Exercise description =
Images excluded, repeat each entry below exactly.

Data in this exercise =
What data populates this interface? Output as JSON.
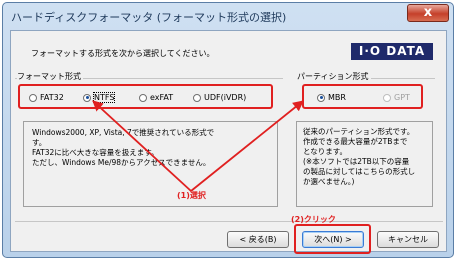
{
  "window": {
    "title": "ハードディスクフォーマッタ (フォーマット形式の選択)",
    "close_label": "x"
  },
  "instruction": "フォーマットする形式を次から選択してください。",
  "logo": "I·O DATA",
  "format_group": {
    "label": "フォーマット形式",
    "options": [
      {
        "label": "FAT32",
        "selected": false
      },
      {
        "label": "NTFS",
        "selected": true
      },
      {
        "label": "exFAT",
        "selected": false
      },
      {
        "label": "UDF(iVDR)",
        "selected": false
      }
    ]
  },
  "partition_group": {
    "label": "パーティション形式",
    "options": [
      {
        "label": "MBR",
        "selected": true
      },
      {
        "label": "GPT",
        "selected": false,
        "disabled": true
      }
    ]
  },
  "format_description": [
    "Windows2000, XP, Vista, 7で推奨されている形式で",
    "す。",
    "FAT32に比べ大きな容量を扱えます。",
    "ただし、Windows Me/98からアクセスできません。"
  ],
  "partition_description": [
    "従来のパーティション形式です。",
    "作成できる最大容量が2TBまで",
    "となります。",
    "(※本ソフトでは2TB以下の容量",
    "の製品に対してはこちらの形式し",
    "か選べません。)"
  ],
  "annotations": {
    "select": "(1)選択",
    "click": "(2)クリック"
  },
  "buttons": {
    "back": "< 戻る(B)",
    "next": "次へ(N) >",
    "cancel": "キャンセル"
  }
}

Exercise result =
What data populates this interface? Output as JSON.
{
  "window": {
    "title": "ハードディスクフォーマッタ (フォーマット形式の選択)",
    "close_label": "x"
  },
  "instruction": "フォーマットする形式を次から選択してください。",
  "logo": "I·O DATA",
  "format_group": {
    "label": "フォーマット形式",
    "options": [
      {
        "label": "FAT32",
        "selected": false
      },
      {
        "label": "NTFS",
        "selected": true
      },
      {
        "label": "exFAT",
        "selected": false
      },
      {
        "label": "UDF(iVDR)",
        "selected": false
      }
    ]
  },
  "partition_group": {
    "label": "パーティション形式",
    "options": [
      {
        "label": "MBR",
        "selected": true
      },
      {
        "label": "GPT",
        "selected": false,
        "disabled": true
      }
    ]
  },
  "format_description": [
    "Windows2000, XP, Vista, 7で推奨されている形式で",
    "す。",
    "FAT32に比べ大きな容量を扱えます。",
    "ただし、Windows Me/98からアクセスできません。"
  ],
  "partition_description": [
    "従来のパーティション形式です。",
    "作成できる最大容量が2TBまで",
    "となります。",
    "(※本ソフトでは2TB以下の容量",
    "の製品に対してはこちらの形式し",
    "か選べません。)"
  ],
  "annotations": {
    "select": "(1)選択",
    "click": "(2)クリック"
  },
  "buttons": {
    "back": "< 戻る(B)",
    "next": "次へ(N) >",
    "cancel": "キャンセル"
  }
}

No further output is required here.